Many issues in the LGBTQ community have to do with the community’s legal status in American society. While some gains have been made, there are still many challenges that the community faces on a daily basis.

On June 26, 2015, the U.S. The Supreme Court made a landmark decision in Obergefell v. Hodges. This ruling guaranteed same-sex couples across the US the right to marriage. By affirming the LGBTQ community’s right to marriage, this decision helped to equalize LGBTQ couples in the eyes of the law and had further economic and healthcare benefits for the LGBTQ community. 

Love Wins. Photograph by Madeleine Martin, June 2015. 13th Annual Smithsonian Magazine Photo Contest.

While same-sex couples now have the right to marriage, there are still many public policy issues that need to be addressed. One of these issues has to do with government identity document policies. Currently, most US government IDs continue to operate within the binary sex model. However, this neglects the many people who identify as non-binary, intersex, gender-nonconforming, etc. In order to collect accurate information, the government needs to update its system for passports, state-issued driver’s licenses, and birth certificates to reflect the diversity of the American population. The US government is making progress in this regard.
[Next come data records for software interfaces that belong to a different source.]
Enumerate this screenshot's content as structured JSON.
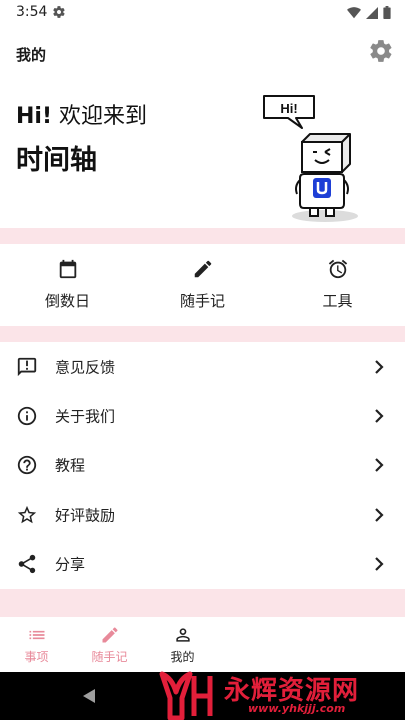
{
  "status_bar": {
    "time": "3:54",
    "icons": [
      "settings-icon",
      "wifi-icon",
      "signal-icon",
      "battery-icon"
    ]
  },
  "header": {
    "title": "我的",
    "settings_icon": "gear-icon"
  },
  "hero": {
    "greeting_hi": "Hi!",
    "greeting_rest": " 欢迎来到",
    "app_name": "时间轴",
    "mascot_bubble": "Hi!"
  },
  "quick_actions": [
    {
      "label": "倒数日",
      "icon": "calendar-icon"
    },
    {
      "label": "随手记",
      "icon": "pencil-icon"
    },
    {
      "label": "工具",
      "icon": "alarm-clock-icon"
    }
  ],
  "menu": [
    {
      "label": "意见反馈",
      "icon": "feedback-icon"
    },
    {
      "label": "关于我们",
      "icon": "info-icon"
    },
    {
      "label": "教程",
      "icon": "help-icon"
    },
    {
      "label": "好评鼓励",
      "icon": "star-icon"
    },
    {
      "label": "分享",
      "icon": "share-icon"
    }
  ],
  "bottom_nav": [
    {
      "label": "事项",
      "icon": "list-icon",
      "active": false
    },
    {
      "label": "随手记",
      "icon": "pencil-icon",
      "active": false
    },
    {
      "label": "我的",
      "icon": "person-icon",
      "active": true
    }
  ],
  "watermark": {
    "text": "永辉资源网",
    "url": "www.yhkjjj.com"
  },
  "colors": {
    "accent_pink": "#e88a9a",
    "band_pink": "#fbe4e8",
    "watermark_red": "#e21f3a"
  }
}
In October 2021, the US State Department issued its first official passport with the gender marker X, which is considered to be a more inclusive category which has been employed in Europe for years. (1) This option will be available to the wider American public within the next couple years.

Dayna Zzyym (right), the plaintiff in a lawsuit which led to the decision to include Gender ‘X’ in the US passport forms. Zzym received the first passport with this option in the fall of 2021. Photograph by David Zalubowski, October 26, 2015. NPR.

Many activists also argue for inclusivity in the US Census. The US Census is generally used to determine political representation and funding allocation for public services. Since LGBTQ people have unique needs, data should be collected about this community. This would recognize individuals based on sexual orientation and gender idenity and ensure that laws which are meant to protect LGBTQ individuals from discrimination are working. While the 2020 census did count the number of same sex couples in the US, impovments neeed to be made for the next one in order to be more inclusive of the general LGBTQ community. (2)

Awareness poster distributed by the U.S. Census in 2020. Poster by U.S. Census, 2020. 

Lastly, it is important to discuss Federal protections against discrimination for the LGBTQ community. Until recently, there were no federal protections in the workplace or in housing; however, on June 15, 2020 the United States Supreme Court issued its decision in the case of Bostock v. Clayton County, holding that the prohibition against sex discrimination in Title VII f the Civil Rights Act of 1964 extends to employment discrimination on the basis of sexual orientation or transgender status. While there are now federal protections against discrimination in the workplace, there currently is no law protecting the LGBTQ community from discrimination in housing. In the U.S., same-sex couples, or even people perceived to be in a same-sex couple, are less likely to be approved for a loan to purchase a home. (3) Twenty-three states and over four-hundred localities have passed laws to prohibit housing discrimination based on sexual orientation or transgender status, (4) and for the most part these laws seem effective. (5) Yet, Federal legislation may be necessary in order to prevent or at least reduce housing discrimination in all parts of the US.


(1) Joe Hernandez, “The U.S. issues the first passport with a nonbinary gender ‘X’ option,” NPR, October 27, 2021, Accessed November 29, 2021,

(2) “2020  Census: LGBTQ+,” United States Census Bureau, February 27, 2020, Accessed November 30, 2021,

(3) “Protections Against Employment Discrimination Based on Sexual Orientation or Gender Identity,” U.S. Equal Employment Opportunity Commission, June 15, 2021, Accessed November 30, 2021,

(4) Shahar Dillbary, J.and Griffin Edwards, “An Empirical Analysis of Sexual Orientation Discrimination,” The University of Chicago Law Review 86, no. 1 (2019): 1–76,, 57.

(5) Ibid, 68.